“Directionality of humor is important; inferred creative ingenuity was consistently higher only for imagined date partners who produced humor. None of these effects were moderated by gender,” Langley told PsyPost.
Study 3, which included 329 participants aimed to examine whether humor’s influence on trait inferences varied in different types of relationships, such as short-term flings, long-term relationships, or potential spouses. It replicated the previous findings and also revealed that humor’s effect on creative ingenuity did not differ between imagining a date as a potential short-term or long-term partner.
However, the effect was found to be mediated by inferences of creative ingenuity, suggesting that a funny date partner is seen as skilled at creative problem-solving, which is particularly valuable in longer-term relationships.
Building on these findings, Study 4 investigated whether the influence of humor on trait inferences extended to established long-term relationships in a sample of 270 participants. The results of this study confirmed the effect of humor on creative ingenuity in both first-date and long-term relationship scenarios. Again, this suggests that humor serves as an indicator of creative problem-solving skills.
Study 5 took a different approach by examining how humor in online dating profiles influences trait inferences and preferences for first-date activities. In this study, 145 participants assessed online dating profiles that either included humor or were control profiles without humor. The study revealed that profiles with humor not only led to higher inferences of creativity but also increased the preference for first-date activities that benefited from creative problem-solving.
In the final study, 342 participants viewed video dating profiles where potential partners answered questions in a humorous or non-humorous manner. The study replicated the previous findings of humor’s influence on creative ingenuity. Additionally, it revealed that funny targets were rated as more socially competent, suggesting that humor may be a strategy used to communicate the desire to initiate a romantic relationship.
In summary, the six studies collectively indicate that humor plays a significant role in romantic attraction. Humor is perceived as an indicator of creative problem-solving skills, making individuals with a good sense of humor more appealing as potential partners. This effect holds true across different types of relationships, from first dates to long-term commitments, and it is not dependent on the gender of the individuals involved.

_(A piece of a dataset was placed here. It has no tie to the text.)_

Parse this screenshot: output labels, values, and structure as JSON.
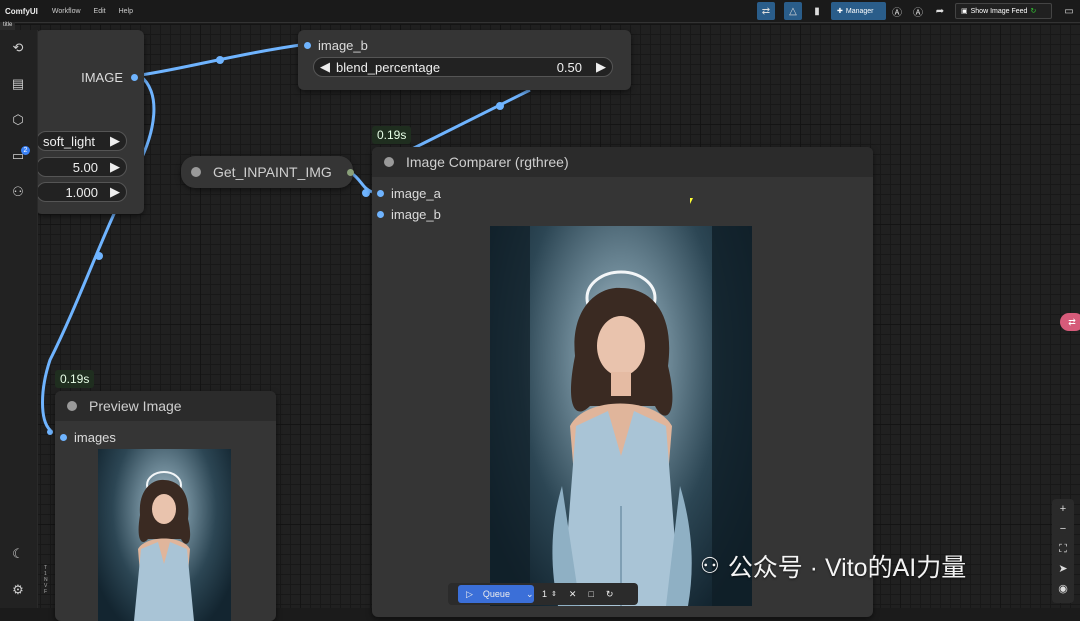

“Across all studies, funny dating partners were assumed to be more creative (in the sense of creative ingenuity) than non-funny, yet equally pleasant control partners,” Langley told PsyPost. “While there exist social norms around who is expected to be funny or who is stereotyped as funnier, when actually perceiving a funny date men and women show equal trait inferences.”
While these studies shed light on the relationship between humor and romantic attraction, they are not without limitations. One key limitation is the reliance on hypothetical scenarios and online dating profiles. Future research could explore these dynamics in real-world dating contexts to provide a more comprehensive understanding.
“These are hypothetical scenarios, simulated dating profiles, and video profiles,” Langley said. “In future work I will examine these effects in real life interactions (current relationships and in person interactions), real dating profiles, and perhaps speed dating paradigms. I look forward to extending this work into cross-cultural contexts and am highly motivated to examine these effects in LGBTQIA+ samples.”
The study, “Funny Date, Creative Mate? Unpacking the Effect of Humor on Romantic Attraction“, was authored by Erika B. Langley and Michelle N. Shiota.